A local model that I would use as an example of how to build a bike route would be 119/122 Street from 23 Ave to the University. There is an extra wide dual-use sidewalk, use of the University Farm land, a pedestrian/cycle bridge, route through a quiet neighbourhood, and a cross-light on University Avenue. Another similar example is 91 St (bike path) through Mill Creek ravine to Downtown – so why did they have to put in a bike lane only 6 blocks away on 97St through an industrial area?
Whitehorse – a more northern city has a higher winter cycling rate than Edmonton. Or for example another northern city Oulu in Finland http://youtu.be/bE6tvufOTqo. Edmonton is a unique city but not enough different that we have to reinvent the policies, infrastructure, and systems that have worked in other similar cities in the world.
One of the main stumbling blocks on this issue is our culture/mindset – individual, societal, and engineering/planning. We have developed a motor vehicle centric physical and mental environment. But this is changing and the city and society needs to evolve with this movement. A movement that is about healthier lifestyle, healthier ways to transport yourself, healthier environments, and a city that reflects our concerns.
I don’t understand when you say that the new bike lanes were made for the 15% that feel safe cycling on present city infrastructure. I believe they were built to encourage more people to cycle since these people already have infrastructure that works for them. The city has not made some good designs recently and I have chastised them over this. They do not serve the cyclists nor the other roadway users.
Being an honest cyclist I have fallen on icy roads and being an honest driver I know that there were times that the conditions were not conducive to driving or safe – the roads/intersections were slippery and stopping and steering was dangerous.
I have not heard of a cyclist falling in traffic and being injured due to icy conditions. Most cyclists are travelling quite slowly in winter and so the falls happen quite slowly and the ground is softer.

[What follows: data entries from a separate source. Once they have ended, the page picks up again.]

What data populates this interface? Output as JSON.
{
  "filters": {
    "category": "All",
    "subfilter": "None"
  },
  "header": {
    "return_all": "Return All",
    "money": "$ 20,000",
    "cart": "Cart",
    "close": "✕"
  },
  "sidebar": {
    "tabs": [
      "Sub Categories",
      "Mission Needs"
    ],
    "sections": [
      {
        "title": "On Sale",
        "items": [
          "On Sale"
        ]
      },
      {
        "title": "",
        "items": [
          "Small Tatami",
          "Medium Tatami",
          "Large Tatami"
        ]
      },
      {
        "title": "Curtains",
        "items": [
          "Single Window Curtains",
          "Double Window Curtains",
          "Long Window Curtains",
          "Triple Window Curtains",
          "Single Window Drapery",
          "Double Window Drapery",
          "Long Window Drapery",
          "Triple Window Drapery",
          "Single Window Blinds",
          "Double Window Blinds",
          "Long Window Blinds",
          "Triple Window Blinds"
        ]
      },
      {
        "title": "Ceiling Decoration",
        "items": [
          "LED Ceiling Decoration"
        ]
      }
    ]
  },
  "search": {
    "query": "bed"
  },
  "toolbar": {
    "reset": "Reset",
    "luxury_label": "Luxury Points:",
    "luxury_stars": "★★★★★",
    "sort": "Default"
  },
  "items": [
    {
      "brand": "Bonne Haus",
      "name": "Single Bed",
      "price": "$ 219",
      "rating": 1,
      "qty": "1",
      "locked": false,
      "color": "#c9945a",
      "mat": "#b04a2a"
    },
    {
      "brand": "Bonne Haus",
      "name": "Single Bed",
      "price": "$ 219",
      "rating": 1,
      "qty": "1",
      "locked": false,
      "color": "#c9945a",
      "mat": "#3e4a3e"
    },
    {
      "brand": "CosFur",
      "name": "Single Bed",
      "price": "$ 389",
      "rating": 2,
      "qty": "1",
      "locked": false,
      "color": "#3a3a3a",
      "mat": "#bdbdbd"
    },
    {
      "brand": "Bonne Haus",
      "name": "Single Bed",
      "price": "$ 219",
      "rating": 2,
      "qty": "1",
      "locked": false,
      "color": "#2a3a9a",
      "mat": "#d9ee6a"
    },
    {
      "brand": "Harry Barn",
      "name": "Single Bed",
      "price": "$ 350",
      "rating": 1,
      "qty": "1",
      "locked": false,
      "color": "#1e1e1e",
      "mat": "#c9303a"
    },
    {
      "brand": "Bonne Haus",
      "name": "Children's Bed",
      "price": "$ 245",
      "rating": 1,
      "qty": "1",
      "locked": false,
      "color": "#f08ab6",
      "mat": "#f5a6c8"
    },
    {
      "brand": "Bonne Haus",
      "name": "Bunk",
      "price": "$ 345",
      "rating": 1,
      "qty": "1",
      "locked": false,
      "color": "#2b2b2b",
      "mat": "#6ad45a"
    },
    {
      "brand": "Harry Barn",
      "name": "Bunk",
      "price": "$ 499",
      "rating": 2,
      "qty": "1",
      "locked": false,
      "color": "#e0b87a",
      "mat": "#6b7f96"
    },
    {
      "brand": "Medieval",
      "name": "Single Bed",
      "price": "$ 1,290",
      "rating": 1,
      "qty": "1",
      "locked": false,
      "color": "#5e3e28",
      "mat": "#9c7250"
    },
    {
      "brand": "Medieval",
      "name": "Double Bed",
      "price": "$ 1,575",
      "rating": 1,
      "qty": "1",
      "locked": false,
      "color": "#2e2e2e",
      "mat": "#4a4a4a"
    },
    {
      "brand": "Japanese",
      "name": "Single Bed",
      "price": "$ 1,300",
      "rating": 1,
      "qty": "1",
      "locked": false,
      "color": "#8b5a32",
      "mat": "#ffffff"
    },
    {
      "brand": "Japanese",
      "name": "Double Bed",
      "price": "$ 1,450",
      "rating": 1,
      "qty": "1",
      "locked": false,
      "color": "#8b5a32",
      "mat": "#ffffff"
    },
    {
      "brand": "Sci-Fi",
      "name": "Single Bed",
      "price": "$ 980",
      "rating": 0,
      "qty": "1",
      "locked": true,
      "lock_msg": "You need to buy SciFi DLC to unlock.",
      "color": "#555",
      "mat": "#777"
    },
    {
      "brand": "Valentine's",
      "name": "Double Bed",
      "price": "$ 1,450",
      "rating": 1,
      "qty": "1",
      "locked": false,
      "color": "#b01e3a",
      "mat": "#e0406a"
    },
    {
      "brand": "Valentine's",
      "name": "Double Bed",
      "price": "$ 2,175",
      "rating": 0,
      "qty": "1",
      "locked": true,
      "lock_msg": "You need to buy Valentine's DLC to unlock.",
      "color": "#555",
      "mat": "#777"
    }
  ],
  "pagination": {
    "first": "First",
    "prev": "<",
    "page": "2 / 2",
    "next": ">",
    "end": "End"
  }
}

I agree that for the most part cyclists and motor vehicles should be separated. The city should invest in top quality bicycle infrastructure that is well maintained in all seasons and in places where people will use the built infrastructure. So I assume you would support the investment of several of the proposed bicycle routes in Strathcona (http://greenedmonton.ca/) and Oliver.
The city is trying but unfortunately they have made some mistakes. As Michael Walters says there is a difference between quantity versus quality. We should work on quality quantity.
The bicycle and active transportation is coming.
If Edmonton is going to be a world class city then they need to develop on many fronts and one of them is supporting active transportation and support the desire of their citizens to have healthier transportation options.
There was a lack of political will to create the infrastructure to improve the safety and cyclability of our streets.
Cyclists have been part of each of these consultations and each time they have really got extremely little out of it.
It is time… No, actually – it is past the time that energy, time and money be invested in cycling infrastructure to improve the safety and traffic flows. We need to really start on this in a committed manner.